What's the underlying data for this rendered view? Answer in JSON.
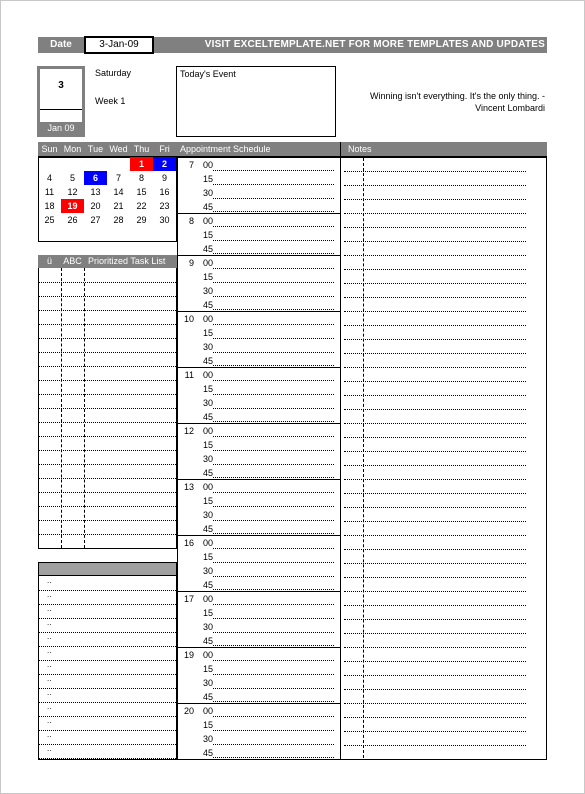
{
  "header": {
    "date_label": "Date",
    "date_value": "3-Jan-09",
    "promo": "VISIT EXCELTEMPLATE.NET FOR MORE TEMPLATES AND UPDATES"
  },
  "day": {
    "number": "3",
    "month": "Jan 09",
    "weekday": "Saturday",
    "week": "Week 1"
  },
  "event": {
    "label": "Today's Event"
  },
  "quote": {
    "text": "Winning isn't everything. It's the only thing. -",
    "author": "Vincent Lombardi"
  },
  "calendar": {
    "days": [
      "Sun",
      "Mon",
      "Tue",
      "Wed",
      "Thu",
      "Fri"
    ],
    "weeks": [
      [
        "",
        "",
        "",
        "",
        "1",
        "2"
      ],
      [
        "4",
        "5",
        "6",
        "7",
        "8",
        "9"
      ],
      [
        "11",
        "12",
        "13",
        "14",
        "15",
        "16"
      ],
      [
        "18",
        "19",
        "20",
        "21",
        "22",
        "23"
      ],
      [
        "25",
        "26",
        "27",
        "28",
        "29",
        "30"
      ]
    ],
    "highlights": {
      "1": "#ff0000",
      "2": "#0000ff",
      "6": "#0000ff",
      "19": "#ff0000"
    }
  },
  "schedule": {
    "title": "Appointment Schedule",
    "hours": [
      {
        "h": "7",
        "m": [
          "00",
          "15",
          "30",
          "45"
        ]
      },
      {
        "h": "8",
        "m": [
          "00",
          "15",
          "45"
        ]
      },
      {
        "h": "9",
        "m": [
          "00",
          "15",
          "30",
          "45"
        ]
      },
      {
        "h": "10",
        "m": [
          "00",
          "15",
          "30",
          "45"
        ]
      },
      {
        "h": "11",
        "m": [
          "00",
          "15",
          "30",
          "45"
        ]
      },
      {
        "h": "12",
        "m": [
          "00",
          "15",
          "30",
          "45"
        ]
      },
      {
        "h": "13",
        "m": [
          "00",
          "15",
          "30",
          "45"
        ]
      },
      {
        "h": "16",
        "m": [
          "00",
          "15",
          "30",
          "45"
        ]
      },
      {
        "h": "17",
        "m": [
          "00",
          "15",
          "30",
          "45"
        ]
      },
      {
        "h": "19",
        "m": [
          "00",
          "15",
          "30",
          "45"
        ]
      },
      {
        "h": "20",
        "m": [
          "00",
          "15",
          "30",
          "45"
        ]
      }
    ]
  },
  "notes": {
    "title": "Notes"
  },
  "tasks": {
    "col_check": "ü",
    "col_abc": "ABC",
    "col_title": "Prioritized Task List"
  },
  "bottom_list": {
    "marker": ".."
  },
  "colors": {
    "header_gray": "#808080",
    "red": "#ff0000",
    "blue": "#0000ff"
  }
}
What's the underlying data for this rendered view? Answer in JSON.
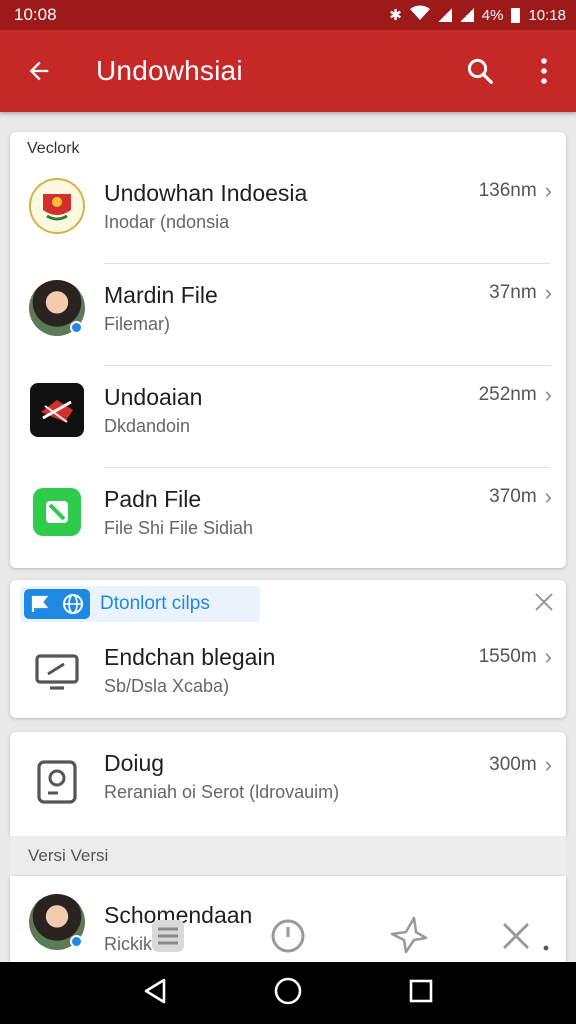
{
  "status_bar": {
    "time_left": "10:08",
    "battery_pct": "4%",
    "time_right": "10:18"
  },
  "app_bar": {
    "title": "Undowhsiai",
    "back_icon": "arrow-back-icon",
    "search_icon": "search-icon",
    "menu_icon": "more-vert-icon"
  },
  "section1": {
    "label": "Veclork",
    "items": [
      {
        "title": "Undowhan Indoesia",
        "subtitle": "Inodar (ndonsia",
        "meta": "136nm",
        "icon": "emblem-icon"
      },
      {
        "title": "Mardin File",
        "subtitle": "Filemar)",
        "meta": "37nm",
        "icon": "avatar"
      },
      {
        "title": "Undoaian",
        "subtitle": "Dkdandoin",
        "meta": "252nm",
        "icon": "dark-app-icon"
      },
      {
        "title": "Padn File",
        "subtitle": "File Shi File Sidiah",
        "meta": "370m",
        "icon": "green-app-icon"
      }
    ]
  },
  "section2": {
    "chip_label": "Dtonlort cilps",
    "item": {
      "title": "Endchan blegain",
      "subtitle": "Sb/Dsla Xcaba)",
      "meta": "1550m",
      "icon": "monitor-icon"
    }
  },
  "section3": {
    "item": {
      "title": "Doiug",
      "subtitle": "Reraniah oi Serot (ldrovauim)",
      "meta": "300m",
      "icon": "hard-drive-icon"
    }
  },
  "section4": {
    "header": "Versi Versi",
    "item": {
      "title": "Schomendaan",
      "subtitle": "Rickik"
    }
  },
  "colors": {
    "appbar": "#c62828",
    "statusbar": "#9e1a1a",
    "accent": "#1e88e5"
  }
}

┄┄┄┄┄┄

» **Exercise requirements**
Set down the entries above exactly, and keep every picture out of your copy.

» **Result of the task**
What's the underlying data for this rendered view? Answer in JSON.
{
  "header": {
    "date_label": "Date",
    "date_value": "3-Jan-09",
    "promo": "VISIT EXCELTEMPLATE.NET FOR MORE TEMPLATES AND UPDATES"
  },
  "day": {
    "number": "3",
    "month": "Jan 09",
    "weekday": "Saturday",
    "week": "Week 1"
  },
  "event": {
    "label": "Today's Event"
  },
  "quote": {
    "text": "Winning isn't everything. It's the only thing. -",
    "author": "Vincent Lombardi"
  },
  "calendar": {
    "days": [
      "Sun",
      "Mon",
      "Tue",
      "Wed",
      "Thu",
      "Fri"
    ],
    "weeks": [
      [
        "",
        "",
        "",
        "",
        "1",
        "2"
      ],
      [
        "4",
        "5",
        "6",
        "7",
        "8",
        "9"
      ],
      [
        "11",
        "12",
        "13",
        "14",
        "15",
        "16"
      ],
      [
        "18",
        "19",
        "20",
        "21",
        "22",
        "23"
      ],
      [
        "25",
        "26",
        "27",
        "28",
        "29",
        "30"
      ]
    ],
    "highlights": {
      "1": "#ff0000",
      "2": "#0000ff",
      "6": "#0000ff",
      "19": "#ff0000"
    }
  },
  "schedule": {
    "title": "Appointment Schedule",
    "hours": [
      {
        "h": "7",
        "m": [
          "00",
          "15",
          "30",
          "45"
        ]
      },
      {
        "h": "8",
        "m": [
          "00",
          "15",
          "45"
        ]
      },
      {
        "h": "9",
        "m": [
          "00",
          "15",
          "30",
          "45"
        ]
      },
      {
        "h": "10",
        "m": [
          "00",
          "15",
          "30",
          "45"
        ]
      },
      {
        "h": "11",
        "m": [
          "00",
          "15",
          "30",
          "45"
        ]
      },
      {
        "h": "12",
        "m": [
          "00",
          "15",
          "30",
          "45"
        ]
      },
      {
        "h": "13",
        "m": [
          "00",
          "15",
          "30",
          "45"
        ]
      },
      {
        "h": "16",
        "m": [
          "00",
          "15",
          "30",
          "45"
        ]
      },
      {
        "h": "17",
        "m": [
          "00",
          "15",
          "30",
          "45"
        ]
      },
      {
        "h": "19",
        "m": [
          "00",
          "15",
          "30",
          "45"
        ]
      },
      {
        "h": "20",
        "m": [
          "00",
          "15",
          "30",
          "45"
        ]
      }
    ]
  },
  "notes": {
    "title": "Notes"
  },
  "tasks": {
    "col_check": "ü",
    "col_abc": "ABC",
    "col_title": "Prioritized Task List"
  },
  "bottom_list": {
    "marker": ".."
  },
  "colors": {
    "header_gray": "#808080",
    "red": "#ff0000",
    "blue": "#0000ff"
  }
}
What's the underlying data for this rendered view? Answer in JSON.
{
  "status_bar": {
    "time_left": "10:08",
    "battery_pct": "4%",
    "time_right": "10:18"
  },
  "app_bar": {
    "title": "Undowhsiai",
    "back_icon": "arrow-back-icon",
    "search_icon": "search-icon",
    "menu_icon": "more-vert-icon"
  },
  "section1": {
    "label": "Veclork",
    "items": [
      {
        "title": "Undowhan Indoesia",
        "subtitle": "Inodar (ndonsia",
        "meta": "136nm",
        "icon": "emblem-icon"
      },
      {
        "title": "Mardin File",
        "subtitle": "Filemar)",
        "meta": "37nm",
        "icon": "avatar"
      },
      {
        "title": "Undoaian",
        "subtitle": "Dkdandoin",
        "meta": "252nm",
        "icon": "dark-app-icon"
      },
      {
        "title": "Padn File",
        "subtitle": "File Shi File Sidiah",
        "meta": "370m",
        "icon": "green-app-icon"
      }
    ]
  },
  "section2": {
    "chip_label": "Dtonlort cilps",
    "item": {
      "title": "Endchan blegain",
      "subtitle": "Sb/Dsla Xcaba)",
      "meta": "1550m",
      "icon": "monitor-icon"
    }
  },
  "section3": {
    "item": {
      "title": "Doiug",
      "subtitle": "Reraniah oi Serot (ldrovauim)",
      "meta": "300m",
      "icon": "hard-drive-icon"
    }
  },
  "section4": {
    "header": "Versi Versi",
    "item": {
      "title": "Schomendaan",
      "subtitle": "Rickik"
    }
  },
  "colors": {
    "appbar": "#c62828",
    "statusbar": "#9e1a1a",
    "accent": "#1e88e5"
  }
}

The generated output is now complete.